I think that’s all that matters to you – its an later variant A-type head that suits either a standard XK140 or a Mark VIIM built between Feb 1956 to Jan 1957, and realistically will also totally suit your 1953 XK120, albeit would have originally been supplied with a C6733 head and not this C6733-1 head.
If you want more the B235 number cast underneath the C6733-1 number tells me that this particular head was cast/supplied by West Yorkshire Foundry, who was indeed the more dominant of the two foundries supplying Jaguar in 1956, the other being West Midlands foundry, noting both were supplying Jaguar during XK120 period as well.
The E509 cast number – if I have read this correctly, is the CASTING SEQUENCE NUMBER (as I call them) as allocated individually one by one incrementally by the West Yorkshire Foundry, and the closest I can advise from my records, is that a C6733-1 head with CSNumber E111 has Engine Number N4064-8 stamped on it – a Mark VII saloon engine number, so that only tells me closer to Feb 1956 than to January 1957.
The BL190 number stamped into the rear of the top of the head was applied by Jaguar when they were machining up/assembling the head casting into a completed cylinder head, noting this number is independent of what type of head casting, and is just based on sequential allocation to all heads going through the Jaguar factory cylinder head shop, indeed the latest C6733 head casting I record is BF280, interestingly, a supposedly factory new replacement head, retrospectively allocated and stamped with an XK120 engine number, but again suggesting more early/middish 1956, rather than Feb 56 or approaching Jan 57.
Now in amongst these head photos you include a couple of Block photos – C8810 over FF – this being a block casting for a later XK140, from Engine Number G1908 onwards, albeit nothing I can tell whether actually a C8810 or a C8810-1 part number block as the difference is in the machining, not in the casting, but regardless not inconsistent with the G7214-8 Engine Number stamping, that is for a standard XK140 built approximately/around MARCH 1956.
So all of this tells me the HEAD is totally consistent with being fitted to a early/mid 1956 standard XK140, and actual detail numbers aside, totally suitable/interchangeable technically with the head that would have been originally fitted to your 1953 XK120, albeit the G7214 block has the improved hydraulic timing-chain-tensioner as fitted to XK140 from 1955 on, being a much improved design than the C.4820 block that had a spring-blade timing-chain tensioner as fitted to your 1953 XK120 and indeed the earliest 1954 build XK140s. (and Mark VII saloon equivalents)

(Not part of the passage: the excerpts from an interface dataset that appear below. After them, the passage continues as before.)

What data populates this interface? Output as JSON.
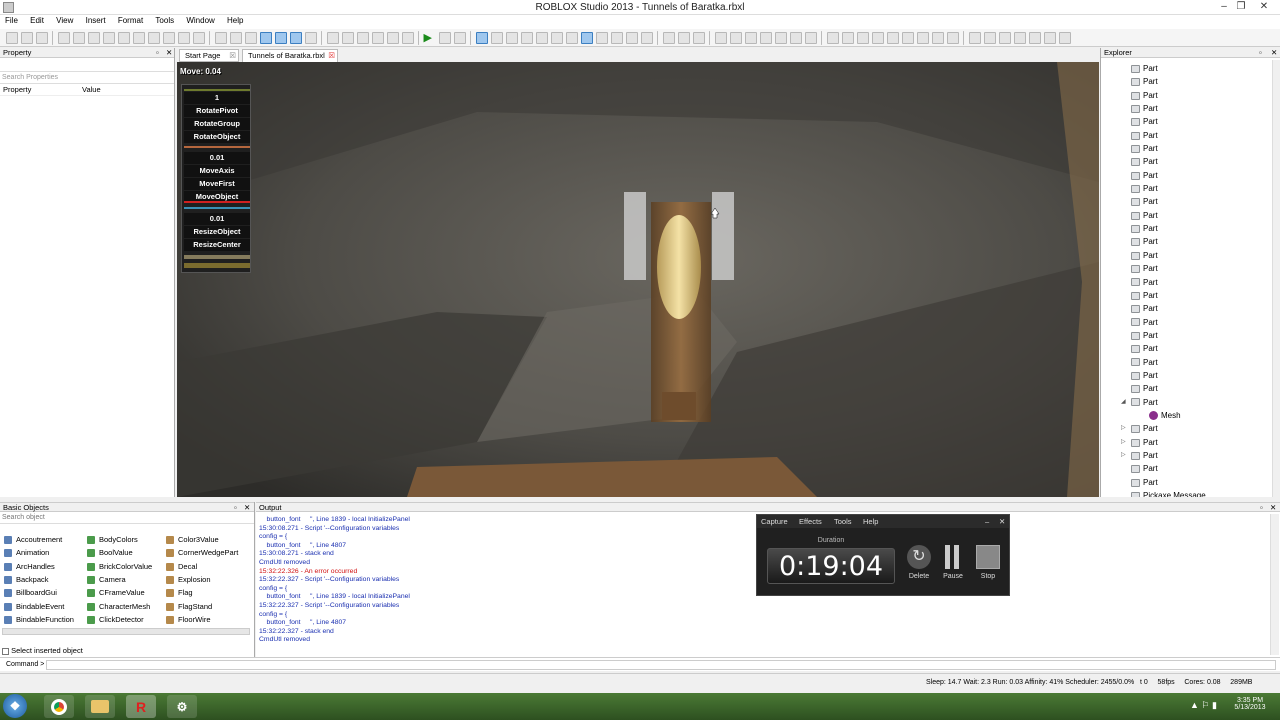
{
  "window": {
    "title": "ROBLOX Studio 2013 - Tunnels of Baratka.rbxl"
  },
  "menu": [
    "File",
    "Edit",
    "View",
    "Insert",
    "Format",
    "Tools",
    "Window",
    "Help"
  ],
  "properties": {
    "title": "Property",
    "search_placeholder": "Search Properties",
    "col_property": "Property",
    "col_value": "Value"
  },
  "tabs": [
    {
      "label": "Start Page"
    },
    {
      "label": "Tunnels of Baratka.rbxl"
    }
  ],
  "viewport": {
    "move_label": "Move: 0.04"
  },
  "movepanel": {
    "items": [
      "1",
      "RotatePivot",
      "RotateGroup",
      "RotateObject",
      "0.01",
      "MoveAxis",
      "MoveFirst",
      "MoveObject",
      "0.01",
      "ResizeObject",
      "ResizeCenter"
    ]
  },
  "explorer": {
    "title": "Explorer",
    "nodes": [
      "Part",
      "Part",
      "Part",
      "Part",
      "Part",
      "Part",
      "Part",
      "Part",
      "Part",
      "Part",
      "Part",
      "Part",
      "Part",
      "Part",
      "Part",
      "Part",
      "Part",
      "Part",
      "Part",
      "Part",
      "Part",
      "Part",
      "Part",
      "Part",
      "Part",
      "Part",
      "Mesh",
      "Part",
      "Part",
      "Part",
      "Part",
      "Part",
      "Pickaxe Message"
    ]
  },
  "basic_objects": {
    "title": "Basic Objects",
    "search_placeholder": "Search object",
    "col1": [
      "Accoutrement",
      "Animation",
      "ArcHandles",
      "Backpack",
      "BillboardGui",
      "BindableEvent",
      "BindableFunction"
    ],
    "col2": [
      "BodyColors",
      "BoolValue",
      "BrickColorValue",
      "Camera",
      "CFrameValue",
      "CharacterMesh",
      "ClickDetector"
    ],
    "col3": [
      "Color3Value",
      "CornerWedgePart",
      "Decal",
      "Explosion",
      "Flag",
      "FlagStand",
      "FloorWire"
    ],
    "select_label": "Select inserted object"
  },
  "output": {
    "title": "Output",
    "lines": [
      {
        "text": "    button_font     \", Line 1839 - local InitializePanel",
        "color": "#1a2fb0"
      },
      {
        "text": "15:30:08.271 - Script '--Configuration variables",
        "color": "#1a2fb0"
      },
      {
        "text": "config = {",
        "color": "#1a2fb0"
      },
      {
        "text": "    button_font     \", Line 4807",
        "color": "#1a2fb0"
      },
      {
        "text": "15:30:08.271 - stack end",
        "color": "#1a2fb0"
      },
      {
        "text": "CmdUtl removed",
        "color": "#1a2fb0"
      },
      {
        "text": "15:32:22.326 - An error occurred",
        "color": "#d01010"
      },
      {
        "text": "15:32:22.327 - Script '--Configuration variables",
        "color": "#1a2fb0"
      },
      {
        "text": "config = {",
        "color": "#1a2fb0"
      },
      {
        "text": "    button_font     \", Line 1839 - local InitializePanel",
        "color": "#1a2fb0"
      },
      {
        "text": "15:32:22.327 - Script '--Configuration variables",
        "color": "#1a2fb0"
      },
      {
        "text": "config = {",
        "color": "#1a2fb0"
      },
      {
        "text": "    button_font     \", Line 4807",
        "color": "#1a2fb0"
      },
      {
        "text": "15:32:22.327 - stack end",
        "color": "#1a2fb0"
      },
      {
        "text": "CmdUtl removed",
        "color": "#1a2fb0"
      }
    ]
  },
  "capture": {
    "menu": [
      "Capture",
      "Effects",
      "Tools",
      "Help"
    ],
    "duration_label": "Duration",
    "time": "0:19:04",
    "delete": "Delete",
    "pause": "Pause",
    "stop": "Stop"
  },
  "command": {
    "label": "Command >"
  },
  "status": {
    "text": "Sleep: 14.7 Wait: 2.3 Run: 0.03 Affinity: 41% Scheduler: 2455/0.0%   t 0     58fps     Cores: 0.08     289MB"
  },
  "clock": {
    "time": "3:35 PM",
    "date": "5/13/2013"
  }
}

Your decision, what this all matters to you.
I think Roger meant to say William Mills foundry, although it was located in the west midlands.

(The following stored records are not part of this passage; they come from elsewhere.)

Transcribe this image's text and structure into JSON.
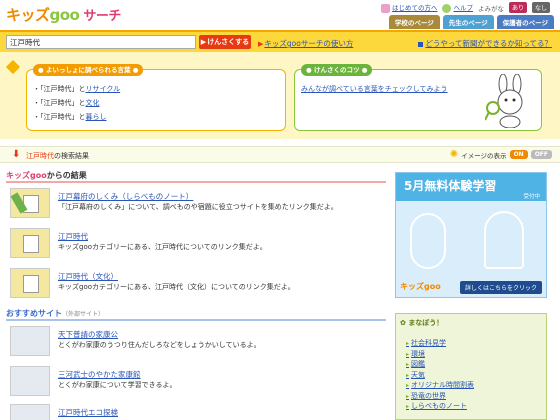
{
  "header": {
    "logo_part1": "キッズ",
    "logo_part2": "goo",
    "logo_part3": "サーチ",
    "top_links": {
      "first_time": "はじめての方へ",
      "help": "ヘルプ",
      "yomigana_label": "よみがな",
      "yomigana_on": "あり",
      "yomigana_off": "なし"
    },
    "tabs": [
      "学校のページ",
      "先生のページ",
      "保護者のページ"
    ]
  },
  "search": {
    "query": "江戸時代",
    "button_label": "けんさくする",
    "howto_label": "キッズgooサーチの使い方",
    "news_link": "どうやって新聞ができるか知ってる？"
  },
  "tips": {
    "box1_title": "よいっしょに調べられる言葉",
    "related": [
      {
        "prefix": "・「江戸時代」と",
        "word": "リサイクル"
      },
      {
        "prefix": "・「江戸時代」と",
        "word": "文化"
      },
      {
        "prefix": "・「江戸時代」と",
        "word": "暮らし"
      }
    ],
    "box2_title": "けんさくのコツ",
    "box2_link": "みんなが調べている言葉をチェックしてみよう"
  },
  "results_header": {
    "keyword": "江戸時代",
    "suffix": "の検索結果",
    "image_display_label": "イメージの表示",
    "on": "ON",
    "off": "OFF"
  },
  "kids_section": {
    "title_brand": "キッズgoo",
    "title_rest": "からの結果",
    "items": [
      {
        "title": "江戸幕府のしくみ（しらべものノート）",
        "desc": "「江戸幕府のしくみ」について、調べものや宿題に役立つサイトを集めたリンク集だよ。"
      },
      {
        "title": "江戸時代",
        "desc": "キッズgooカテゴリーにある、江戸時代についてのリンク集だよ。"
      },
      {
        "title": "江戸時代（文化）",
        "desc": "キッズgooカテゴリーにある、江戸時代（文化）についてのリンク集だよ。"
      }
    ]
  },
  "recommended_section": {
    "title": "おすすめサイト",
    "sub": "（外部サイト）",
    "items": [
      {
        "title": "天下普請の家康公",
        "desc": "とくがわ家康のうつり住んだしろなどをしょうかいしているよ。"
      },
      {
        "title": "三河武士のやかた家康館",
        "desc": "とくがわ家康について学習できるよ。"
      },
      {
        "title": "江戸時代エコ探検",
        "desc": ""
      }
    ]
  },
  "banner": {
    "title": "5月無料体験学習",
    "sub": "受付中",
    "logo": "キッズgoo",
    "button": "詳しくはこちらをクリック"
  },
  "learn": {
    "title": "まなぼう！",
    "items": [
      "社会科見学",
      "環境",
      "図鑑",
      "天気",
      "オリジナル時間割表",
      "恐竜の世界",
      "しらべものノート"
    ]
  },
  "colors": {
    "accent_orange": "#f08800",
    "search_bar": "#fdd83c",
    "search_button": "#e83a12",
    "link": "#2a55b8"
  }
}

We’ve discussed head markings several times in the past.
Of course you are right to correct me Rob - its most definitely WILLIAM MILLS foundry.
C6733-1 William Mills head as detailed above with the part number cast into the head
Has anyone any thoughts on the same part number on a WM head except only the C is cast the complete rest of the number is stamped doesn’t even look like there where any numbers cast onto it ie old part number later ground or chiselled off like some heads. What is interesting is the is a small cast A in the valley.
See photo - is this what you mean Terry?
The pictured head is a brand new head, never used, that was a spare part from Brysons.
It has been fully checked ready to be fitted, but wasnt - change of plans, so now surplus.
And its available and for sale if anyone is interested.